There is no such thing as an inspired translation, an infallible translation. Nonetheless, the question must be faced as to whether a translation is faithful to the original language or not. Clearly, one translation can be more faithful to the original than another.

In fact, the first and most important characteristic of a good translation is faithfulness to the original. The translation that is not characterized by faithfulness must be rejected. The conference celebrating the KJV will demonstrate how God providentially gave to the English-speaking portion of His church a faithful translation of the Bible.

Second, the language of a translation must be fitting. It is, after all, the Word of God—the divine Word in human speech. It conveys to us infinite, eternal, glorious, heavenly truths—about God, His Son, salvation, the church, the new heavens and earth. Thus the language to convey that to the English reader must be fitting and appropriate. We are convinced that the language of the KJV is proper language, conveying awe and reverence. It is eminently suited to worship, for singing praises to God, for confession, and for preaching.
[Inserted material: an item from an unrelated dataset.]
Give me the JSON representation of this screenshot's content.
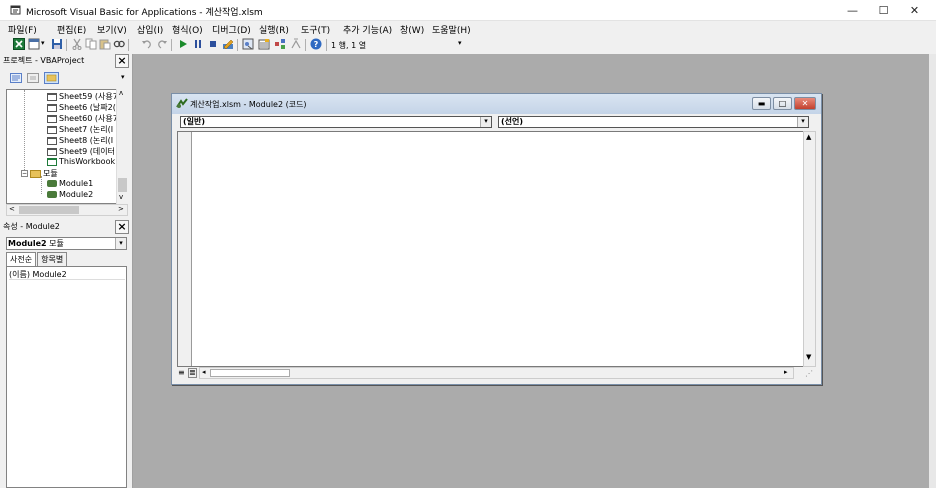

Third, a good translation ought to be characterized by beauty. It is particularly difficult, in the work of translating, to bring out the beauty of the original. Translations can be choppy, wooden, and colorless, and thus difficult and even unpleasant to read. On this matter, there will be differences of opinion according to personal taste. At the same time, there are classics in literature that virtually all scholars agree are quality literature. The KJV is one such work. It is a recognized, acknowledged work of superior style. It is studied in university classes as good literature. As Martin Luther’s translation shaped the German language, so has the KJV shaped the English language.

With that high view of this English translation of God’s Word, we will come together to celebrate 400 years with the KJV. You, dear reader, are cordially invited to join us. You will have several opportunities, the Lord willing. Plans are to hold the seminary conference September 16 and 17 (Friday night and Saturday morning) in the church building of the Byron Center Christian Reformed Church (the site of the Calvin Conference in 2009). Prior to that, these speeches will be delivered at an officebearers’ conference in Peace Protestant Reformed Church in Lansing, IL. That is scheduled for September 6, and all are welcome to attend. Finally, plans are being made to hold a conference in NW Iowa in October. More details will be forthcoming.

I am convinced that attendance will be profitable. You will have opportunity to learn something of the history—the marvelous providence of God that produced the KJV. Direct comparisons will be presented between the KJV and modern English translations. And attendees will learn the continued significance and use of the KJV in the church today.

Above all, come to thank God for His marvelous gift—His Word in our language.